I arrived, in June 1973, at a five-story building that sat above several storefronts on Geary Street in downtown San Francisco. Among the storefronts were a glitzy deli with mounds of chopped liver in the window, called David's Delicatessen, an art gallery, a soup place called Salmagundi's, and a bar just to the right of that called The Curtain Call. I couldn't afford to buy anything in any of those places. Even for a cup of coffee or an apple, I had to go up the block, where it was fifteen cents cheaper. There were two theaters across the street. One was the theater operated by my school, the American Conservatory Theatre. The other brought the big road shows from New York. Our theater did all the "authentic" stuff, the "real" theater, with "real" acting, "real" intellect, "real" art, and it evoked and used "real" feelings. The other stuff was thought to be mere "spectacle."

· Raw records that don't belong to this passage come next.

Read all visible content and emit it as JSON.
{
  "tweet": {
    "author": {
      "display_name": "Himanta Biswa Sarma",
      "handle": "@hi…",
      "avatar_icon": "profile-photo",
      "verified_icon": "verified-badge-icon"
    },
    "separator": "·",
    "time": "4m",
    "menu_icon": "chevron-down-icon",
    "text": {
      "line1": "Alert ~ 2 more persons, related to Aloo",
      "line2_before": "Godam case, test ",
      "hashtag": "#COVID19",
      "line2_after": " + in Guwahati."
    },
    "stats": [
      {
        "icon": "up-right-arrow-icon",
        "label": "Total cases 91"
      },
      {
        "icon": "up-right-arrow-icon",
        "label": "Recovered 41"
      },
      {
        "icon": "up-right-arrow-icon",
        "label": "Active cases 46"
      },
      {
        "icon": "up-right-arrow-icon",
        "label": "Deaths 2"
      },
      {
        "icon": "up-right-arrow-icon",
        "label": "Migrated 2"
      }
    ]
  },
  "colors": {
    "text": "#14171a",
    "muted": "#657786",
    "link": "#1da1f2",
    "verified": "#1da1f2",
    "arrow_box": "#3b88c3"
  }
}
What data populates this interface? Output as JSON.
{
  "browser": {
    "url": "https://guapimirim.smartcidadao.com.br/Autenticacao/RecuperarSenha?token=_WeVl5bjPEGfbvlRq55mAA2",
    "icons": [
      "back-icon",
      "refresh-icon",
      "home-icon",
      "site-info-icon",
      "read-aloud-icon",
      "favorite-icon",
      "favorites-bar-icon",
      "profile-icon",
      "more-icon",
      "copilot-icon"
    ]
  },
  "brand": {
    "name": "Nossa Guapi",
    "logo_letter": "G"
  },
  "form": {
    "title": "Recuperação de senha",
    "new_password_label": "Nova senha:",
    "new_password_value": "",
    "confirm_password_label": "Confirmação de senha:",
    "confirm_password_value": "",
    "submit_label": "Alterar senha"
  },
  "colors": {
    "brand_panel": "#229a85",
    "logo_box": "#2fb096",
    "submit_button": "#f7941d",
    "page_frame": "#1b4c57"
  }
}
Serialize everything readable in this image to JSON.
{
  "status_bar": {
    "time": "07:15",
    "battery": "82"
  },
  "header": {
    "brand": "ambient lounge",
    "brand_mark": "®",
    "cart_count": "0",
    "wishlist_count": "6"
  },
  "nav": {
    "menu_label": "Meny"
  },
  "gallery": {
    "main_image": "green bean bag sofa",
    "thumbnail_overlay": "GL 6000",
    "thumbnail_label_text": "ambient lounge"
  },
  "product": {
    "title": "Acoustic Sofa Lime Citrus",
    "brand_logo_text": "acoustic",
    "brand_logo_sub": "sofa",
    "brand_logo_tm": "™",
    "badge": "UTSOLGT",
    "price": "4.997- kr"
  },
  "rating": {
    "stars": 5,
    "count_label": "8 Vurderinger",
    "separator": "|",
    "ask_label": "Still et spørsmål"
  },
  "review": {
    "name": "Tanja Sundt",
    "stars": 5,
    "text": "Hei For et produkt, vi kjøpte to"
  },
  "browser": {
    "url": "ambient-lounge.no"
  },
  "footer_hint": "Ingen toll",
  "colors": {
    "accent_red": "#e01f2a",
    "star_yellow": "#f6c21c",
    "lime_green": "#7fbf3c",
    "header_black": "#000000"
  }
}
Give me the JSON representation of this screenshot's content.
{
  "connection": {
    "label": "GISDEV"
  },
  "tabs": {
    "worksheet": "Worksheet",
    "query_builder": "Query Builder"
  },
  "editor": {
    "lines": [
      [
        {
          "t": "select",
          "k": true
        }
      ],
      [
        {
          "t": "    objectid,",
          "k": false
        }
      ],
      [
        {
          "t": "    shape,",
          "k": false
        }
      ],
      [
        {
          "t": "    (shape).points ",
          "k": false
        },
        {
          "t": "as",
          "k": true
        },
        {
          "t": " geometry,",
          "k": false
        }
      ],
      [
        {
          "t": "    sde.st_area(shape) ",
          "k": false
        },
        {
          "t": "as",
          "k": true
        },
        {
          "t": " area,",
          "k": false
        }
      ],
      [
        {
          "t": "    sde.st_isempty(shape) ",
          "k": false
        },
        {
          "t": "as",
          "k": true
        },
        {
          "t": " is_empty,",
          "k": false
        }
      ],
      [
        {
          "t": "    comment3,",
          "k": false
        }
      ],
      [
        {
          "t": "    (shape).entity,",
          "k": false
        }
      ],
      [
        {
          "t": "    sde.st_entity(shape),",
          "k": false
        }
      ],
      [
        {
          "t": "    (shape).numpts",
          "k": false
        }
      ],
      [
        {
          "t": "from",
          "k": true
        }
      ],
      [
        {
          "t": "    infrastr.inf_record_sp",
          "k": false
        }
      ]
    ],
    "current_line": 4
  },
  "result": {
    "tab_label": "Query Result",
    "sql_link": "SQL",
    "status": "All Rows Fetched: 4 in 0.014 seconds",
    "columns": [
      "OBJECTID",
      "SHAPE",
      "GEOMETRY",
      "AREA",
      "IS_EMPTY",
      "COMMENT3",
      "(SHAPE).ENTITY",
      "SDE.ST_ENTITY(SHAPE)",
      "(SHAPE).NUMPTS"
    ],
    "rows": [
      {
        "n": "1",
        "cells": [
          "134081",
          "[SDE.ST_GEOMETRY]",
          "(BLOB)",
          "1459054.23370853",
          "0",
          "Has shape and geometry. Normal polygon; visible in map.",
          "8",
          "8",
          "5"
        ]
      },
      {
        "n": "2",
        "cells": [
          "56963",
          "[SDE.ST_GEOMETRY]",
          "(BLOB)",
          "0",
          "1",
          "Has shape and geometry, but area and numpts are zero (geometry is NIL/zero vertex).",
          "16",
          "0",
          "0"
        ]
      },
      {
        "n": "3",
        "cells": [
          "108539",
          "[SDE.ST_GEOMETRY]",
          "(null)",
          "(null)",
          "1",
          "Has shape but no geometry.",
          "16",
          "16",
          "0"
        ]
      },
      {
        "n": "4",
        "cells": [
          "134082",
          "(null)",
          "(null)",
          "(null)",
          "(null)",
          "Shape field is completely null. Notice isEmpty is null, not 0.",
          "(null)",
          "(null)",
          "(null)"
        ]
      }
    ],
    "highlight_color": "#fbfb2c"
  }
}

You could hear the cable cars and the brassy whistle of the hotel doorman across the street, sharply signaling for cabs as the guests stood waiting in their polished shoes, manicured nails, and perfectly clipped hair. We were a motley bunch, to say the least, in the midst of that downtown finery. But we were just blocks from the Tenderloin, with its myriad tragic stories—drug addicts, prostitutes, pimps, the downs of the down-and-outers—on every corner. Not so destroyed as they would be in the eighties, with the invasion of crack cocaine, but nonetheless in a variety of states of despair, loss beyond repair, and physical and psychological danger. There was the dramatic reminder of hope in the form of the glorious choir that belted out from the Glide Memorial Church. Glide welcomed the richest and the poorest, the luckiest and the most challenged. Some of us went there on Sundays to get a burst of inspiration and to hear good speaking—who knew, you might find Maya Angelou in the pulpit. We could also hear great singing.